“So,” he interrupts with the last vestiges of his self control. “Nothing to report, then?”

That had been his question, after all.

Ten minutes and a throbbing headache later, here they are.

“I’m sorry,” Chirrut says, and he sounds sincere now. “Despite appearances, we are trying very hard. We’re clearing sectors ahead of schedule.”

“I’m sure you are,” Cassian mumbles absently. That’s the good thing about working with K2. There had been no need for inspirational speeches. Cassian can pull one or two off -- in his lifetime. After meeting Jyn, he’s pretty sure he’s expended them both. “Nevermind.”

Nevermind, now there’s an intelligent conclusion. Seven months, twenty years and all he has is nevermind.

He presses his finger between his eyes, trying to assuage the pressure.

“Cassian,” Chirrut’s voice cuts over the line. “I know why this matters to you.”

The words are so clear, so directed, so without guile that Cassian opens his eyes in confusion. “What?”

“I know why this matters,” Chirrut says again. “You don’t leave your partner behind. K2. You don’t want to leave him behind.”

It’s the truth, quite naturally, so there’s no real reason for it to hit Cassian like a ton of bricks. Maybe it’s because they’re here. Maybe it’s because Cassian can see the damage. Maybe because it’s more than scars on his skin and a career he no longer has.

Maybe it’s just because for all that they won on Scarif, Cassian lost everything at the same time. This place has stripped him of everything, and standing on its barren surface is the harshest reminder he could ask for.

For that brief insight from Chirrut, there is no lasting reprieve.

“That’s too sentimental,” Baze mutters. “People don’t really live like that.”

“Oh, they don’t?” Chirrut asks.

“Not really,” Baze returns.

“Then you,” Chirrut says. “Why didn’t you leave?”

“And trust you on your own?” Baze asks with a huff of incredulity. “You have never been good with humor.”

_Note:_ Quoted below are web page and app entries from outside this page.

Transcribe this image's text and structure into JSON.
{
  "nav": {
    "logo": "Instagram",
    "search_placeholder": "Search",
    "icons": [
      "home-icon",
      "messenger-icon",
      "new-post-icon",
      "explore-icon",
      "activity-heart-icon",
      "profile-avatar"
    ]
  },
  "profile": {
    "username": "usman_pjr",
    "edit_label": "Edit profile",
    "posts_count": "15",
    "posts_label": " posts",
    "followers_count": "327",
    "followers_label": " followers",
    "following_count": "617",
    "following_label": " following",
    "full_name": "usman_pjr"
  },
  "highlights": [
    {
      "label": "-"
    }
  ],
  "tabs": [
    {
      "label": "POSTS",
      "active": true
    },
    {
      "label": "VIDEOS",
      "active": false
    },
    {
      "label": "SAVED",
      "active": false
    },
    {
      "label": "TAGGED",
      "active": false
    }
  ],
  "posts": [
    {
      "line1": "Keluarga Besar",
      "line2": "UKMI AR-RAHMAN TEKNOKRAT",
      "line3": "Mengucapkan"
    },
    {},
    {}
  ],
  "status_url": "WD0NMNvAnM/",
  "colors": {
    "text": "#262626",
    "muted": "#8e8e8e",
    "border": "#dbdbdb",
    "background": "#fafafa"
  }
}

“And that is my point exactly,” Chirrut says, and Cassian can actually hear him beaming. “We’ll find him, Cassian. It is the will of the Force to seek resolution, to seek balance.”

There it is. The point Cassian wants to fight but no longer has the energy to try. “Well, then,” he says, letting out a long breath. “If the Force says so, then who am I to argue?”

He kills the line after that, letting the communicator hang limply in his hand. He looks out and wishes he were making progress in this. He has the data to tell him he is, but standing here, it doesn’t seem like it. At all.

He sighs again, putting the communicator away.

It’s been the longest seven months of his life.

And counting.


With nothing else to do, Cassian gets back to work. He’d like to say that’s because he’s innately practical, but the truth is, he’s pretty sure if he doesn’t keep moving, he’s going to collapse right here and let this planet finish what it started with him.

That’d be easier, he reflects. He’s scrapped so long and hard to survive that it’s seemingly impossible to give up, but he’s given up a lot of things he didn’t think he could do without lately.

He pauses, lifting his head to wipe the trails of sweat running toward his eyes.

The Force, Chirrut talks about. The Force wants balance.

That’s funny, actually. All the bad things people do in the name of good causes. All the good things people do in the name of bad causes. There is no Dark and Light; there are no heroes and villains. It’s just a mess.

And besides, what has the Force ever done for him?

He sighs, looking back at the pile he is currently excavating.

Here he is, though. A dead man standing on his own grave.

Grunting, he gets back to work.

Stranger things have happened.